• [Given records]

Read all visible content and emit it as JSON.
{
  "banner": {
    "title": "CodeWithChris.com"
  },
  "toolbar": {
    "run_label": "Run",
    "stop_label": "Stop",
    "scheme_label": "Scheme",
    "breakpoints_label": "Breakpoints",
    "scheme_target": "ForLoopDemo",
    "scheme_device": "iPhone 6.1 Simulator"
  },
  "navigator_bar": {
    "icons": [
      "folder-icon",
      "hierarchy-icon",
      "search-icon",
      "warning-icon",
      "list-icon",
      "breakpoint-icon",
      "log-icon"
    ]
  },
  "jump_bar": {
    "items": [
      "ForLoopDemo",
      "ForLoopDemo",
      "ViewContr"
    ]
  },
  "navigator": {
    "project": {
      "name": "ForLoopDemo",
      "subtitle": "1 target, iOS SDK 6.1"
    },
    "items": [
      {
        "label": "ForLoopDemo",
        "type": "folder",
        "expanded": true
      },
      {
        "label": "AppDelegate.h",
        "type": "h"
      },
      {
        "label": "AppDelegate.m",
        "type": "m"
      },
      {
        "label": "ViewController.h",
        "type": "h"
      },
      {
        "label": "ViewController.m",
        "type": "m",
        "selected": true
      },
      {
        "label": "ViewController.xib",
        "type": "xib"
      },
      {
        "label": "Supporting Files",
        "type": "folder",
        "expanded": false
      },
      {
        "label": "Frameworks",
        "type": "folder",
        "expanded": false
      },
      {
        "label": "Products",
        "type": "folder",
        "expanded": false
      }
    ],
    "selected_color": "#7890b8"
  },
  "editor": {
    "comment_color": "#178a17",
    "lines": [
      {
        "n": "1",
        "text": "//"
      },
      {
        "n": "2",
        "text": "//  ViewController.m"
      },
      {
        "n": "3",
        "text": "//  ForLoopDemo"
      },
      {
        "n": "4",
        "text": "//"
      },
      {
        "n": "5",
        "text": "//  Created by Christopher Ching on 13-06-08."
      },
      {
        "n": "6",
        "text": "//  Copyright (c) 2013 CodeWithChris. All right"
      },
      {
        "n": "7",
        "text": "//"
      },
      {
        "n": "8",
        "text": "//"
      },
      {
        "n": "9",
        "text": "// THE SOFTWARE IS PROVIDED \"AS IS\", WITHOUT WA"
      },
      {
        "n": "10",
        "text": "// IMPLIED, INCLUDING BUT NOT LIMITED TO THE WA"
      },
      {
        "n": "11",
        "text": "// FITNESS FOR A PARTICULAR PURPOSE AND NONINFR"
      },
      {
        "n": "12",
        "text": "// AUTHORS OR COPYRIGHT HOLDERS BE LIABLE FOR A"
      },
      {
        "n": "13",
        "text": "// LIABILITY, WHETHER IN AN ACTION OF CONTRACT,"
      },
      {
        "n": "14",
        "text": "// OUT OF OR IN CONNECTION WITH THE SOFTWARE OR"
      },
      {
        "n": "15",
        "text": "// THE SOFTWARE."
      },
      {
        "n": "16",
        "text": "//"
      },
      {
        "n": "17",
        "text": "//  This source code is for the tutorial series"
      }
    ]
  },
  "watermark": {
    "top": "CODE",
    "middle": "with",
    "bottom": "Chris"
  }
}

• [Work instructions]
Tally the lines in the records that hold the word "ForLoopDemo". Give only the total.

• [Result]
6